Journal of Geophysical Research: Solid Earth

Okinawa trough backarc basin: Early tectonic and magmatic evolution

Authors

  • Jean-Claude Sibuet,

  • Benoît Deffontaines,

  • Shu-Kun Hsu,

  • Nicolas Thareau,

  • Jean-Pierre Le Formal,

  • Char-Shine Liu


Abstract

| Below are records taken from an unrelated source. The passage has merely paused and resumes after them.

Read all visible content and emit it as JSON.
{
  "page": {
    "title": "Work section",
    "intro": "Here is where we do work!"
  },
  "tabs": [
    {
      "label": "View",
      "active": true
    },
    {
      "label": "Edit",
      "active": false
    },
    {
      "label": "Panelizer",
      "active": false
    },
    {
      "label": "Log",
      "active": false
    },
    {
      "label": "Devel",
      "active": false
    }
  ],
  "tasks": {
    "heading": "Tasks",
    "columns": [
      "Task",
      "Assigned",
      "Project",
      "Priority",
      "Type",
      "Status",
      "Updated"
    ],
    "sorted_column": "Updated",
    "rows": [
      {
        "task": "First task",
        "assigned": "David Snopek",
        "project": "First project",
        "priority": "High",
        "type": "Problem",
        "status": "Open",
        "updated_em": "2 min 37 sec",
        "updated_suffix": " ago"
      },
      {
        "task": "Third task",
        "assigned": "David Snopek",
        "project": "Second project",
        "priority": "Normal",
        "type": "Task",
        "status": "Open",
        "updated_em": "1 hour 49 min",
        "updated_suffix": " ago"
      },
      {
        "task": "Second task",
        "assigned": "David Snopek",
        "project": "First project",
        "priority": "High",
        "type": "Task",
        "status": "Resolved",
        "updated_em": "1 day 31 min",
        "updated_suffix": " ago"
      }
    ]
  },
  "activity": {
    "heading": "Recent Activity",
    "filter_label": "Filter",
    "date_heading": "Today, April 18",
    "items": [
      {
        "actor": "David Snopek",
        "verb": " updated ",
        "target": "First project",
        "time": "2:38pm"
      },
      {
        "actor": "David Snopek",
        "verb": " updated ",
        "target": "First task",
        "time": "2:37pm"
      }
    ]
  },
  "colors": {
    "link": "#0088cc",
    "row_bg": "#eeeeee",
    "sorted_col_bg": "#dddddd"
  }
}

The Okinawa Trough, lying between Japan and Taiwan, is a backarc basin formed by extension within the continental lithosphere behind the Ryukyu trench-arc system. Stress directions associated with the two last extensional phases in the southwestern Okinawa Trough have been deduced from a comparison with analog modeling: the direction of extension is N150° for the Pleistocene phase of extension (2–0.1 Ma) and N170° for the late Pleistocene-Holocene phase of extension (0.1–0 Ma). The present-day Ryukyu volcanic arc, a narrow continuous feature extending from Japan to Taiwan, is located on the eastern side of the Okinawa Trough, 80–100 km above the Wadati-Benioff zone, the minimum depth for emplacement of arc magmatism. Scarce present-day backarc volcanism appears in the middle and southern Okinawa Trough within linear en echelon bathymetric depressions. A N045° oriented seamount volcanic chain cuts across obliquely the southwestern Okinawa Trough and lies in the direct line of extension of the Gagua ridge, a N-S linear volcanic feature of the Philippine Sea plate. Associated with this extension of the Gagua ridge, a large reentrant located at the base of the Ryukyu prism, the uplift of part of the Nanao forearc basin and the deformation of the sedimentary arc suggest that the voluminous cross-backarc volcanism could be tied to the subduction of the Gagua ridge located there at a depth of 80–100 km beneath the backarc basin. A second area of anomalous volcanism has been identified in the middle Okinawa Trough in the ENE extension of the Daito ridge, a WNW-ESE 400-km-long volcanic feature of the Philippine Sea plate. We suggest that the Gagua and Daito ridges initially induced stress at the base of the arc which is still brittle and cracks propagated through the overlying brittle lithosphere, allowing magmas with arc affinities to erupt at the seafloor. This excessive magmatism reaches the seafloor through conduits which preferentially follow in their shallowest portion the crustal normal faults of the backarc rifts. The Okinawa Trough is consequently still in an early stage of evolving from arc type to backarc activity.

Ancillary